The probiotic paradox is likely explained by bioactive compounds that are released when the bacterial cells dissolve in the digestive system.

Like other lactic acid bacteria, Pediococcus pentasaceus produces exopolysaccharides, which are responsible for the thick and sticky texture of some fermented dairy products such as yogurt (7).

Exopolysaccharides may also affect immune responses and reduce inflammation in the digestive tract (89).

Additionally, P. pentosaceus has been widely studied for its ability to produce an antibiotic known as pediocin, which limits the growth of other bacteria (1011).

Interestingly, P. pentasaceus is present in ripened cheese and some processed meats, where pediocin is thought to act as a preservative, preventing the growth of harmful bacteria such as Listeria (1213).

It is unclear whether any of these compounds, or some other substances, explain the present findings.

Bottom Line: Why dead LP28 caused more weight loss than live LP28 is unclear. Plausibly, the digestion of dead LP28 caused the release of an unidentified bioactive compound.

Limitations

This study did not seem to have had any methodological limitations.

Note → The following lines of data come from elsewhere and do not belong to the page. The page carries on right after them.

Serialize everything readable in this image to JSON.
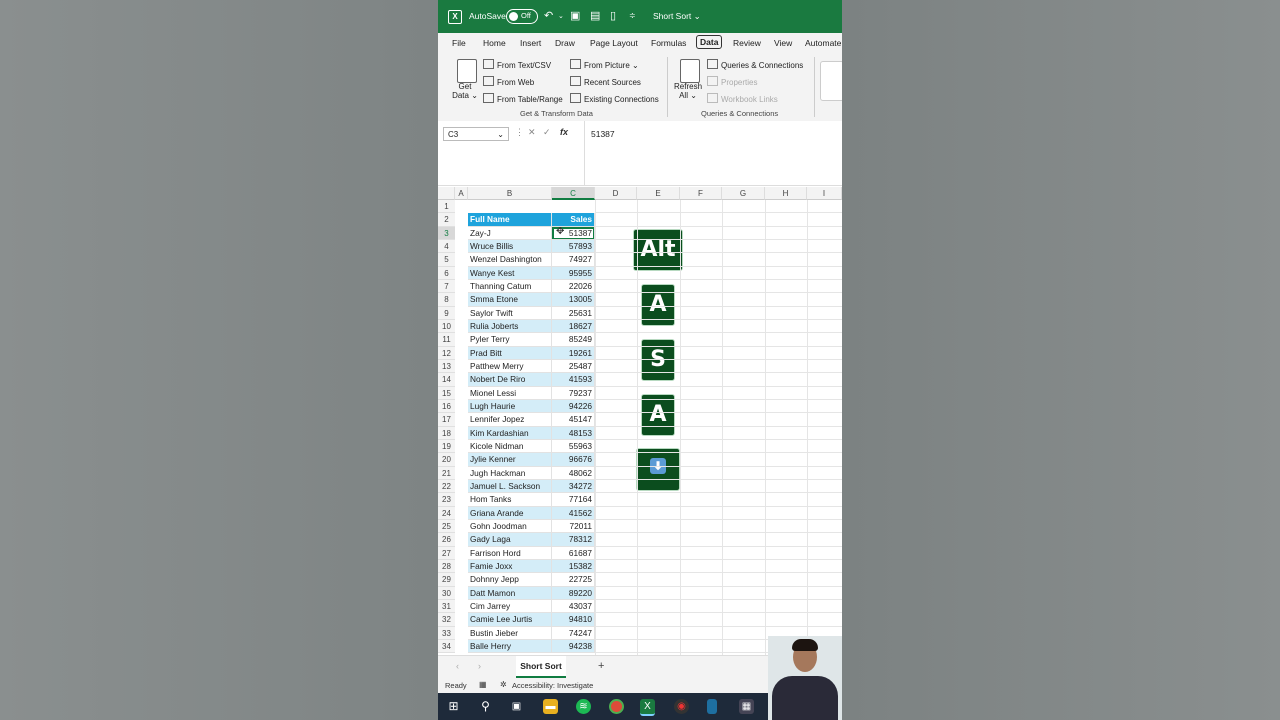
{
  "titlebar": {
    "autosave_label": "AutoSave",
    "toggle_label": "Off",
    "file_name": "Short Sort ⌄"
  },
  "tabs": [
    "File",
    "Home",
    "Insert",
    "Draw",
    "Page Layout",
    "Formulas",
    "Data",
    "Review",
    "View",
    "Automate"
  ],
  "ribbon": {
    "get_data": "Get Data ⌄",
    "from_text_csv": "From Text/CSV",
    "from_web": "From Web",
    "from_table_range": "From Table/Range",
    "from_picture": "From Picture ⌄",
    "recent_sources": "Recent Sources",
    "existing_connections": "Existing Connections",
    "group_get_transform": "Get & Transform Data",
    "refresh_all": "Refresh All ⌄",
    "queries_connections": "Queries & Connections",
    "properties": "Properties",
    "workbook_links": "Workbook Links",
    "group_queries": "Queries & Connections"
  },
  "formula_bar": {
    "name_box": "C3",
    "fx": "fx",
    "value": "51387"
  },
  "columns": [
    "A",
    "B",
    "C",
    "D",
    "E",
    "F",
    "G",
    "H",
    "I"
  ],
  "rows": [
    "1",
    "2",
    "3",
    "4",
    "5",
    "6",
    "7",
    "8",
    "9",
    "10",
    "11",
    "12",
    "13",
    "14",
    "15",
    "16",
    "17",
    "18",
    "19",
    "20",
    "21",
    "22",
    "23",
    "24",
    "25",
    "26",
    "27",
    "28",
    "29",
    "30",
    "31",
    "32",
    "33",
    "34"
  ],
  "table": {
    "headers": [
      "Full Name",
      "Sales"
    ],
    "rows": [
      [
        "Zay-J",
        "51387"
      ],
      [
        "Wruce Billis",
        "57893"
      ],
      [
        "Wenzel Dashington",
        "74927"
      ],
      [
        "Wanye Kest",
        "95955"
      ],
      [
        "Thanning Catum",
        "22026"
      ],
      [
        "Smma Etone",
        "13005"
      ],
      [
        "Saylor Twift",
        "25631"
      ],
      [
        "Rulia Joberts",
        "18627"
      ],
      [
        "Pyler Terry",
        "85249"
      ],
      [
        "Prad Bitt",
        "19261"
      ],
      [
        "Patthew Merry",
        "25487"
      ],
      [
        "Nobert De Riro",
        "41593"
      ],
      [
        "Mionel Lessi",
        "79237"
      ],
      [
        "Lugh Haurie",
        "94226"
      ],
      [
        "Lennifer Jopez",
        "45147"
      ],
      [
        "Kim Kardashian",
        "48153"
      ],
      [
        "Kicole Nidman",
        "55963"
      ],
      [
        "Jylie Kenner",
        "96676"
      ],
      [
        "Jugh Hackman",
        "48062"
      ],
      [
        "Jamuel L. Sackson",
        "34272"
      ],
      [
        "Hom Tanks",
        "77164"
      ],
      [
        "Griana Arande",
        "41562"
      ],
      [
        "Gohn Joodman",
        "72011"
      ],
      [
        "Gady Laga",
        "78312"
      ],
      [
        "Farrison Hord",
        "61687"
      ],
      [
        "Famie Joxx",
        "15382"
      ],
      [
        "Dohnny Jepp",
        "22725"
      ],
      [
        "Datt Mamon",
        "89220"
      ],
      [
        "Cim Jarrey",
        "43037"
      ],
      [
        "Camie Lee Jurtis",
        "94810"
      ],
      [
        "Bustin Jieber",
        "74247"
      ],
      [
        "Balle Herry",
        "94238"
      ]
    ]
  },
  "keys": [
    "Alt",
    "A",
    "S",
    "A"
  ],
  "down_key_icon": "down-arrow-key",
  "sheet_tab": "Short Sort",
  "add_sheet": "+",
  "status": {
    "ready": "Ready",
    "accessibility": "Accessibility: Investigate"
  },
  "colors": {
    "excel_green": "#1a7a40",
    "table_header": "#1ea3dc",
    "band": "#d4edf8",
    "key_bg": "#0b4d1e"
  }
}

However, the participants were Japanese adults. The effectiveness of dead L28 cannot be generalized to other populations.

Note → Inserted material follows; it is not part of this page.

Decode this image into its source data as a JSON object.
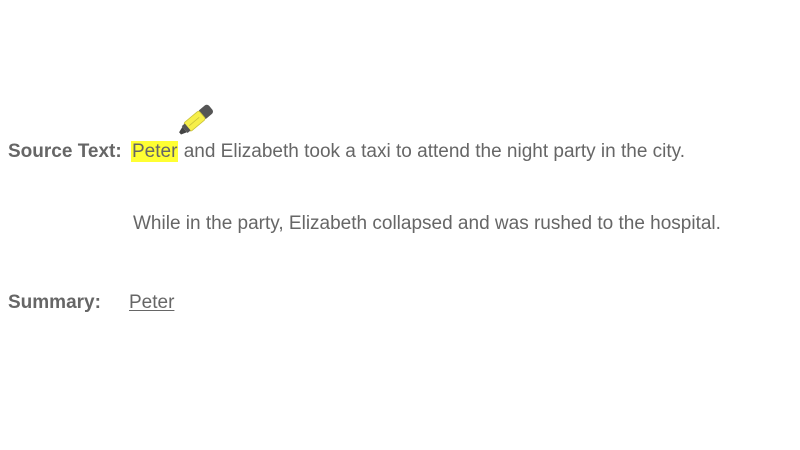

Finally, Hiroshima University Hospital, where the study was conducted, holds the patent on the use of LP28 as a weight-loss supplement. This also applied to three of the paper’s authors, including the main author.

Summary and Real-Life Application

In short, the study showed that supplementing with dead probiotics (Pediococcus pentosaceus LP28) for 12 weeks caused slight but statistically significant weight loss.

In comparison, live LP28 did not lead to significant weight loss. The study supports earlier evidence that some probiotics may have health benefits, even when they are dead.

These effects are likely explained by bioactive compounds that are released from dead cells in the digestive tract. However, it is still unknown what compounds are responsible.

Further studies are needed before we can recommend dead probiotics as weight loss supplements. Also, these effects may not apply to all types of probiotics.